THE FORMER HEAD of world cycling today said that the sport’s governing body previously warned riders that they were at risk of failing drug tests but denied that there was every a cover-up of positive results.
Hein Verbruggen was president of the International Cycling Union (UCI) when Lance Armstrong won seven, straight Tour de France titles that he has since admitted were fuelled by the blood booster EPO, blood transfusions and human growth hormones.
He was banned for life and stripped of his wins back to August 1998 last year, plunging the sport into crisis and forcing a painful re-examination of the scourge of banned substances in the sport that have tarnished its reputation.
Verbruggen said last week that the UCI turned a blind eye to his misdemeanours but now maintains they did what they could to warn riders who appeared to be at risk of failing doping tests because their haematocrit or red blood cell count was too high.
“The UCI took the line, as did other sporting federations, to talk to racers whose blood test results appeared suspect,” he was quoted as saying in an interview with the Dutch news agency ANP.
“That sent out a signal to those who were doping but who had yet to turn in a positive test, that they risked getting into hot water. And if the anomaly was not down to doping that allowed the rider to have a medical analysis.
“The managers and team doctors were kept up to date.”
With red blood cells carrying oxygen from the lungs to the muscles, having a higher concentration — either naturally through fitness training or artificially through blood doping — improves an athlete’s endurance capacity and performance.
The UCI has come under pressure since the US Anti-Doping Agency published a damning dossier into Armstrong’s activities last October to answer how he was able to escape detection for so long.
It has been claimed that a suspect test given after the 2001 Tour of Switzerland was covered-up while Armstrong donated cash to the organisation to keep a lid on his doping and he was given the inside track about how to beat new tests for EPO.
The Vrij Nederland weekly, in an article to appear tomorrow, meanwhile reported that Armstrong had received such a warning from the UCI in 2001 on the way to his third Tour win.
Verbruggen, UCI chairman from 1991 to 2005 before Pat MacQuaid took over, told the publication that “the UCI’s objective was always to clean up its sport.
“Sometimes you could convince (riders) to stop doping and sometimes not,” he was quoted as saying. “When the biological passport was brought in (in 2008), the abnormal blood readings could be used as proof of doping,” added Verbruggen, who insisted that “cycling has always been in the vanguard when it comes to fighting doping”.
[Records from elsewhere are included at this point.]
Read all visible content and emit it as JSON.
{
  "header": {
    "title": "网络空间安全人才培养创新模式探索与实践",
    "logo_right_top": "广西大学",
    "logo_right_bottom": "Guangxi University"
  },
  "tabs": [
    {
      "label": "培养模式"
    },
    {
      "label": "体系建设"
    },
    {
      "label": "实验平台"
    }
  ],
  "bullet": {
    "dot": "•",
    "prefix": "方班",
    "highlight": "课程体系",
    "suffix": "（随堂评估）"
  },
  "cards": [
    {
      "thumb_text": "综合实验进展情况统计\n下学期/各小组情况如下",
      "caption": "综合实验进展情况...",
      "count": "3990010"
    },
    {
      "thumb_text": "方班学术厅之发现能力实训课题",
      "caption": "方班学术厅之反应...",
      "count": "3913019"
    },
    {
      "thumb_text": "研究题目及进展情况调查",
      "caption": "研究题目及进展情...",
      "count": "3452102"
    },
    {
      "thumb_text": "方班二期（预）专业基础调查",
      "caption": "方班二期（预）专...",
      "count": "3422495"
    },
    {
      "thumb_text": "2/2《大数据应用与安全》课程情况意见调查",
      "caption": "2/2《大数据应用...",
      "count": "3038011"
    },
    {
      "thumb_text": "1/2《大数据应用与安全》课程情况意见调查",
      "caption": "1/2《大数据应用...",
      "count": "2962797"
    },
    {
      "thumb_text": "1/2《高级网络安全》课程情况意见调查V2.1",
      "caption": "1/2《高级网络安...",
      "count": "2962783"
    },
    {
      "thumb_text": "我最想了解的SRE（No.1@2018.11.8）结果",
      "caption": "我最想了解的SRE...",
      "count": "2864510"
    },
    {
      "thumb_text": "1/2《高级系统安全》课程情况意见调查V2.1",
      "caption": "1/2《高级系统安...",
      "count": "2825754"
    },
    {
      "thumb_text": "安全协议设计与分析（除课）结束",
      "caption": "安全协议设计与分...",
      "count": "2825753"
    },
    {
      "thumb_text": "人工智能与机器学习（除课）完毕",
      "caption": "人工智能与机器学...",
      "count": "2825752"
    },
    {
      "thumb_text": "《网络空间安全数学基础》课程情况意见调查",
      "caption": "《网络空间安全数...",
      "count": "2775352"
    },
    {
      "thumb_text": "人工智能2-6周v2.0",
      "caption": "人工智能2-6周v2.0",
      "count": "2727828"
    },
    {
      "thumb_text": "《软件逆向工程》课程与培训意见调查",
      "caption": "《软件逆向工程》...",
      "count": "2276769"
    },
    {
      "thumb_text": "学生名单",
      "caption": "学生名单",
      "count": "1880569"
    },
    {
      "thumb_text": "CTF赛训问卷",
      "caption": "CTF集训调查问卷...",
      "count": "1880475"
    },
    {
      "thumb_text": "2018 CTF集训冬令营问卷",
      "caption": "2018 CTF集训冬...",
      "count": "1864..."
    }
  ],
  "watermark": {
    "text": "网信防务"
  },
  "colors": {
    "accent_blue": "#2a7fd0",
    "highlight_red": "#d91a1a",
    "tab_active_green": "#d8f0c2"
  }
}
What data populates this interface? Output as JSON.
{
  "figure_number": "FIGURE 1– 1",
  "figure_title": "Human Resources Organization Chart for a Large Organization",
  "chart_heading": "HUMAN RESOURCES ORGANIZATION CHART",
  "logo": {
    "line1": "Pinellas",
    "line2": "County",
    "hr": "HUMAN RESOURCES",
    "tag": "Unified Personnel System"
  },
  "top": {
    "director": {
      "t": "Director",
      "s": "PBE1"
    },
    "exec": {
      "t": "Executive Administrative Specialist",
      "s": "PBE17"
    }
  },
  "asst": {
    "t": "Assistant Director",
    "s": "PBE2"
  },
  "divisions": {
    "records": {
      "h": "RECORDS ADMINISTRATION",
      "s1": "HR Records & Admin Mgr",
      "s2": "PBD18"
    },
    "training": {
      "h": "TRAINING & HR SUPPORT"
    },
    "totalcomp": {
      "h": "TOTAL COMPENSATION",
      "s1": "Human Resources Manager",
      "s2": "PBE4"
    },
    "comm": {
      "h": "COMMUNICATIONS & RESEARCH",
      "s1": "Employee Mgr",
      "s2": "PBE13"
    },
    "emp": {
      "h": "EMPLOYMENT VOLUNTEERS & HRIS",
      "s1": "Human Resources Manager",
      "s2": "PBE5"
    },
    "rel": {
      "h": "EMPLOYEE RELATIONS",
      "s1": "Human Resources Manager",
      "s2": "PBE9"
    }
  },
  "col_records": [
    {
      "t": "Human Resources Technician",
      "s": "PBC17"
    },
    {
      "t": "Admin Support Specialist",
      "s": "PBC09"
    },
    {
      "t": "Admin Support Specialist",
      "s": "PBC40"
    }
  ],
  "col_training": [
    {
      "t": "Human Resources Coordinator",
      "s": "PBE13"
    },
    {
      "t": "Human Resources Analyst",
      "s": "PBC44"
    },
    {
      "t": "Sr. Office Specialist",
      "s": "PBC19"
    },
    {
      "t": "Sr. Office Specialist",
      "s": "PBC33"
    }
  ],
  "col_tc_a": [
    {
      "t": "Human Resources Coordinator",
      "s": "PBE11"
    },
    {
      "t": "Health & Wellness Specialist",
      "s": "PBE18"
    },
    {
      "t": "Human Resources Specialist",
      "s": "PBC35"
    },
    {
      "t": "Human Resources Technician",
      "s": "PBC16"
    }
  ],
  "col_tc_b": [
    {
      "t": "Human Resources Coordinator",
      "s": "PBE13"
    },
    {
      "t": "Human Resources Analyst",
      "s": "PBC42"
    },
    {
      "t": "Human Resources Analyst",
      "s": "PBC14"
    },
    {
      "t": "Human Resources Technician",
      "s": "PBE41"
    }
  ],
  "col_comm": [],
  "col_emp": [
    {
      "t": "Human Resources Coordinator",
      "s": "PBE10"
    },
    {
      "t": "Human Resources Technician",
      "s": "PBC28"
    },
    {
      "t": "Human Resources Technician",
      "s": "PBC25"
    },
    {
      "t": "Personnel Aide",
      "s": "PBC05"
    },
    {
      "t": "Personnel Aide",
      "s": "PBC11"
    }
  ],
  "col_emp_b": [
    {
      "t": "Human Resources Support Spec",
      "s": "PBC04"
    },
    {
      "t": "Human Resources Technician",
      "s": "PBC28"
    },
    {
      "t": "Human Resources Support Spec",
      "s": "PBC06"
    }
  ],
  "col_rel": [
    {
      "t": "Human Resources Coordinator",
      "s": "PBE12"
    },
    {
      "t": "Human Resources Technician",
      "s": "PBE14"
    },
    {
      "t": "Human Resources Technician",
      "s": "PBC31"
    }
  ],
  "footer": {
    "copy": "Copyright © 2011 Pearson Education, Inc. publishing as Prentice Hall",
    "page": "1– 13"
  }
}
While some observers connected with the sport, including US three-time Tour champion Greg Lemond, are of the view that the UCI protected Armstrong, Verbruggen last week said he was pleased that the latter had denied as much in his interview.
“Nothing was ever covered up,” Verbruggen told ANP. “The UCI has always fought against doping.”